After filing a charge of discrimination with the EEOC, Thede was issued Letters of Concern and Reprimand, and was suspended for five days in July 2011 for allegedly violating a directive not to disrupt her co-workers after several co-worker complaints were made against her. A third-party “Climate Assessment” was performed in 2011. The report found “a significant number of unresolved conflict within the organization that is adversely affecting morale.” The report recommended, among other things, that the DOI “establish standards of acceptable behavior and communication for proper workplace conduct and enforce them consistently.” On May 3, 2013, the DOI fired Thede.
Retaliatory Tactics Reflect Retaliatory Termination
The DOI filed a motion with the trial court seeking dismissal of Thede’s retaliatory termination claim. In doing so, the DOI argued that it had legitimate, non-retaliatory reasons for firing Thede, all of which related to Thede’s “inappropriate behavior” and included co-worker complaints about Thede’s conduct. The DOI claims that Thede was a difficult employee who made other employees’ jobs more difficult and refused to follow supervisory directives. The trial court denied the DOI’s motion for dismissal and ruled that Thede was entitled to proceed to a jury trial on her retaliatory termination claim.

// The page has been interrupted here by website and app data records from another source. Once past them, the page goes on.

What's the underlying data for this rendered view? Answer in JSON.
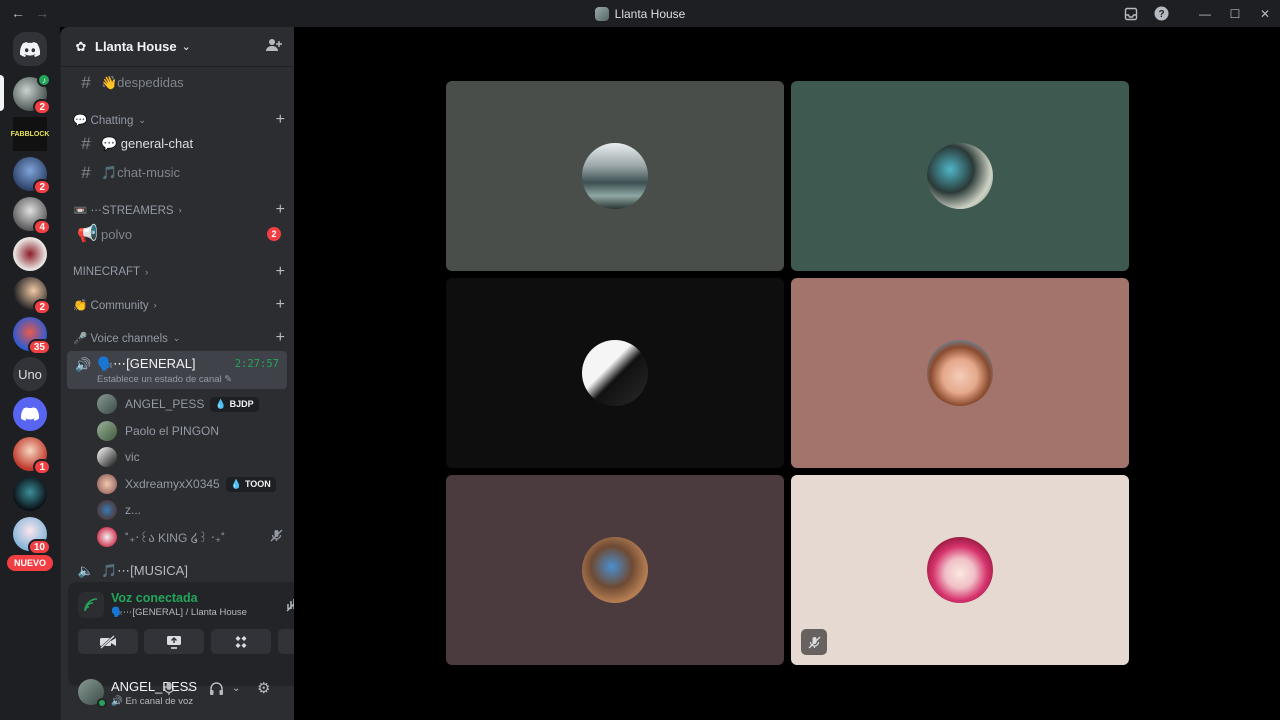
{
  "titlebar": {
    "title": "Llanta House",
    "back_icon": "arrow-left-icon",
    "forward_icon": "arrow-right-icon"
  },
  "rail": {
    "servers": [
      {
        "badge": "2"
      },
      {
        "badge": ""
      },
      {
        "badge": "2"
      },
      {
        "badge": "4"
      },
      {
        "badge": ""
      },
      {
        "badge": "2"
      },
      {
        "badge": "35"
      },
      {
        "badge": "1"
      },
      {
        "badge": ""
      },
      {
        "badge": "10"
      }
    ],
    "uno_label": "Uno",
    "nuevo_label": "NUEVO"
  },
  "server": {
    "name": "Llanta House"
  },
  "channels": {
    "despedidas": "👋despedidas",
    "cat_chatting": "💬 Chatting",
    "general_chat": "💬 general-chat",
    "chat_music": "🎵chat-music",
    "cat_streamers": "📼 ⋯STREAMERS",
    "polvo": "polvo",
    "polvo_badge": "2",
    "cat_minecraft": "MINECRAFT",
    "cat_community": "👏 Community",
    "cat_voice": "🎤 Voice channels",
    "voice_general": "🗣️⋯[GENERAL]",
    "voice_timer": "2:27:57",
    "voice_status": "Establece un estado de canal",
    "voice_musica": "🎵⋯[MUSICA]"
  },
  "voice_users": [
    {
      "name": "ANGEL_PESS",
      "tag": "BJDP"
    },
    {
      "name": "Paolo el PINGON",
      "tag": ""
    },
    {
      "name": "vic",
      "tag": ""
    },
    {
      "name": "XxdreamyxX0345",
      "tag": "TOON"
    },
    {
      "name": "z...",
      "tag": ""
    },
    {
      "name": "˚₊‧꒰ა KING ໒꒱ ‧₊˚",
      "tag": ""
    }
  ],
  "voice_panel": {
    "title": "Voz conectada",
    "subtitle": "🗣️⋯[GENERAL] / Llanta House"
  },
  "user_panel": {
    "name": "ANGEL_PESS",
    "status": "🔊 En canal de voz"
  },
  "colors": {
    "tile1": "#4a4e4a",
    "tile2": "#3e5a50",
    "tile3": "#0e0e0e",
    "tile4": "#a2746b",
    "tile5": "#4c3b3e",
    "tile6": "#e5d9d2",
    "accent_green": "#23a55a",
    "badge_red": "#f23f43"
  }
}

In denying the DOI’s motion for dismissal, the trial court focused on the alleged retaliatory tactics of the DOI after Thede lodged a sexual harassment complaint with the EEOC. The trial court pointed out that Thede’s union representative memorialized two meetings she attended in early 2013, opining that management was “not interested in anything [Thede] had to say about her own job,” and opined that Thede was “set up for failure.” The trial court also observed that Thede expressed to her union representative that she believed the negative treatment “was in retaliation for her EEO[C] complaint,” concluding that she was not likely to get any relief from an immediate “escalating situation regarding the harassment she was suffering” because management believed she simply should add it to an existing EEO[C] complaint. Based on this evidence, the trial court concluded, the “possibility” that Thede was “disciplined and ultimately terminated in retaliation” for her EEOC complaints is not so far-fetched” as to warrant dismissal of Thede’s retaliatory termination claim.
Wildwood, FL Sexual Harassment Lawyers
Based in Ocala, Florida and representing employees throughout Central Florida, our Sumter County, Florida sexual harassment attorneys have litigated sexual harassment cases in Florida courts for more than two decades. If you have been sexually harassed at work or have questions about your protection against retaliation for complaining about sexual harassment in the workplace, please contact our office for a free consultation with our Wildwood, Florida sexual harassment lawyers. Our employment and labor law attorneys take sexual harassment cases cases on a contingency fee basis. This means that there are no attorney’s fees incurred unless there is a recovery and our attorney’s fees come solely from the monetary award that you recover.